__WORK TO COMPLETE__. Give every entry again, word for word.

◇ ◇ ◇

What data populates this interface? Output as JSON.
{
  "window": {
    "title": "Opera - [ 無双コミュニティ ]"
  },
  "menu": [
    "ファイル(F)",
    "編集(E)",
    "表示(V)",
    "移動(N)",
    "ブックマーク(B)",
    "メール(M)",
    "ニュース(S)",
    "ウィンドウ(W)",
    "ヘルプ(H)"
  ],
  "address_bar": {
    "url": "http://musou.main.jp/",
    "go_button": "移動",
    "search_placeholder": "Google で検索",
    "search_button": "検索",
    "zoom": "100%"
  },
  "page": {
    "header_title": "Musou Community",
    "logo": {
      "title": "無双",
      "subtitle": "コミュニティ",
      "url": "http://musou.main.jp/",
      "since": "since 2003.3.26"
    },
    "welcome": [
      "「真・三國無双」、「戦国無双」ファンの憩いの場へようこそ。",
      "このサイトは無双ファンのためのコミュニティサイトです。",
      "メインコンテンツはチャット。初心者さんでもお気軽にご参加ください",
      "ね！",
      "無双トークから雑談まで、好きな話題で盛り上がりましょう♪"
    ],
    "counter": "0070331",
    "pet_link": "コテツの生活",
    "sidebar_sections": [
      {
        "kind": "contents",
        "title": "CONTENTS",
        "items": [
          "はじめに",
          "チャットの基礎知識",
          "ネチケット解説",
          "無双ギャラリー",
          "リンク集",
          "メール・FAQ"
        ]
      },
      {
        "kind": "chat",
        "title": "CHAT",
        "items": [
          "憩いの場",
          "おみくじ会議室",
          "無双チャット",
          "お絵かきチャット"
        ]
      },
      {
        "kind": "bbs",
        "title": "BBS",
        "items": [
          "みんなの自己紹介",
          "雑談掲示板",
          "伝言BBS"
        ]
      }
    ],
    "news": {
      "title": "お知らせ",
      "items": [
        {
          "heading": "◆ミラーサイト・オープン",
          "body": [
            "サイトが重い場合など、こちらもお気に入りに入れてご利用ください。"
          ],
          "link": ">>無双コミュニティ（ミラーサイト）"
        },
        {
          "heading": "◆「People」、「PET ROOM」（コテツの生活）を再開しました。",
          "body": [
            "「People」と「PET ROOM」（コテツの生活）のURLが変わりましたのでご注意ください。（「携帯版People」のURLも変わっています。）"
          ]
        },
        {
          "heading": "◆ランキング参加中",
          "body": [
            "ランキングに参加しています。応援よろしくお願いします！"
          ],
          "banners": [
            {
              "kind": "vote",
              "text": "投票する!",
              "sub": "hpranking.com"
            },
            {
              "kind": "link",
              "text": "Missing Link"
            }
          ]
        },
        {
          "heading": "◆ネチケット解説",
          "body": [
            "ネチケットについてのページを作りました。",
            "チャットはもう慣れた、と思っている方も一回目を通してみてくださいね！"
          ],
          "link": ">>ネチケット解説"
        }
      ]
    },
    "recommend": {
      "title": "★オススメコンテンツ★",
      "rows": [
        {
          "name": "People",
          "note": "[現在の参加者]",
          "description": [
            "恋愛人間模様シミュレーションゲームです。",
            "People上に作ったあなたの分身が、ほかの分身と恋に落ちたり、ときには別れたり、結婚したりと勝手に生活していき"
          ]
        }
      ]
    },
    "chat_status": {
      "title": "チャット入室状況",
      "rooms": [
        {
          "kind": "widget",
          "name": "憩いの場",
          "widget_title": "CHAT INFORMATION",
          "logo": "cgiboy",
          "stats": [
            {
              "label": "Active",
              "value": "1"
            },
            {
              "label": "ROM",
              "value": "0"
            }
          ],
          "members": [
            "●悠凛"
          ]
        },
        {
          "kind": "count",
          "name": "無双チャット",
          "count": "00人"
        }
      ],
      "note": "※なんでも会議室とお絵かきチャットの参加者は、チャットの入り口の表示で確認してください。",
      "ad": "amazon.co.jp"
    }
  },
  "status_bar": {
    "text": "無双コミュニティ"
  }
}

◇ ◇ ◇

__ANSWER SECTION__.
What data populates this interface? Output as JSON.
{
  "window": {
    "title": "Opera - [ 無双コミュニティ ]"
  },
  "menu": [
    "ファイル(F)",
    "編集(E)",
    "表示(V)",
    "移動(N)",
    "ブックマーク(B)",
    "メール(M)",
    "ニュース(S)",
    "ウィンドウ(W)",
    "ヘルプ(H)"
  ],
  "address_bar": {
    "url": "http://musou.main.jp/",
    "go_button": "移動",
    "search_placeholder": "Google で検索",
    "search_button": "検索",
    "zoom": "100%"
  },
  "page": {
    "header_title": "Musou Community",
    "logo": {
      "title": "無双",
      "subtitle": "コミュニティ",
      "url": "http://musou.main.jp/",
      "since": "since 2003.3.26"
    },
    "welcome": [
      "「真・三國無双」、「戦国無双」ファンの憩いの場へようこそ。",
      "このサイトは無双ファンのためのコミュニティサイトです。",
      "メインコンテンツはチャット。初心者さんでもお気軽にご参加ください",
      "ね！",
      "無双トークから雑談まで、好きな話題で盛り上がりましょう♪"
    ],
    "counter": "0070331",
    "pet_link": "コテツの生活",
    "sidebar_sections": [
      {
        "kind": "contents",
        "title": "CONTENTS",
        "items": [
          "はじめに",
          "チャットの基礎知識",
          "ネチケット解説",
          "無双ギャラリー",
          "リンク集",
          "メール・FAQ"
        ]
      },
      {
        "kind": "chat",
        "title": "CHAT",
        "items": [
          "憩いの場",
          "おみくじ会議室",
          "無双チャット",
          "お絵かきチャット"
        ]
      },
      {
        "kind": "bbs",
        "title": "BBS",
        "items": [
          "みんなの自己紹介",
          "雑談掲示板",
          "伝言BBS"
        ]
      }
    ],
    "news": {
      "title": "お知らせ",
      "items": [
        {
          "heading": "◆ミラーサイト・オープン",
          "body": [
            "サイトが重い場合など、こちらもお気に入りに入れてご利用ください。"
          ],
          "link": ">>無双コミュニティ（ミラーサイト）"
        },
        {
          "heading": "◆「People」、「PET ROOM」（コテツの生活）を再開しました。",
          "body": [
            "「People」と「PET ROOM」（コテツの生活）のURLが変わりましたのでご注意ください。（「携帯版People」のURLも変わっています。）"
          ]
        },
        {
          "heading": "◆ランキング参加中",
          "body": [
            "ランキングに参加しています。応援よろしくお願いします！"
          ],
          "banners": [
            {
              "kind": "vote",
              "text": "投票する!",
              "sub": "hpranking.com"
            },
            {
              "kind": "link",
              "text": "Missing Link"
            }
          ]
        },
        {
          "heading": "◆ネチケット解説",
          "body": [
            "ネチケットについてのページを作りました。",
            "チャットはもう慣れた、と思っている方も一回目を通してみてくださいね！"
          ],
          "link": ">>ネチケット解説"
        }
      ]
    },
    "recommend": {
      "title": "★オススメコンテンツ★",
      "rows": [
        {
          "name": "People",
          "note": "[現在の参加者]",
          "description": [
            "恋愛人間模様シミュレーションゲームです。",
            "People上に作ったあなたの分身が、ほかの分身と恋に落ちたり、ときには別れたり、結婚したりと勝手に生活していき"
          ]
        }
      ]
    },
    "chat_status": {
      "title": "チャット入室状況",
      "rooms": [
        {
          "kind": "widget",
          "name": "憩いの場",
          "widget_title": "CHAT INFORMATION",
          "logo": "cgiboy",
          "stats": [
            {
              "label": "Active",
              "value": "1"
            },
            {
              "label": "ROM",
              "value": "0"
            }
          ],
          "members": [
            "●悠凛"
          ]
        },
        {
          "kind": "count",
          "name": "無双チャット",
          "count": "00人"
        }
      ],
      "note": "※なんでも会議室とお絵かきチャットの参加者は、チャットの入り口の表示で確認してください。",
      "ad": "amazon.co.jp"
    }
  },
  "status_bar": {
    "text": "無双コミュニティ"
  }
}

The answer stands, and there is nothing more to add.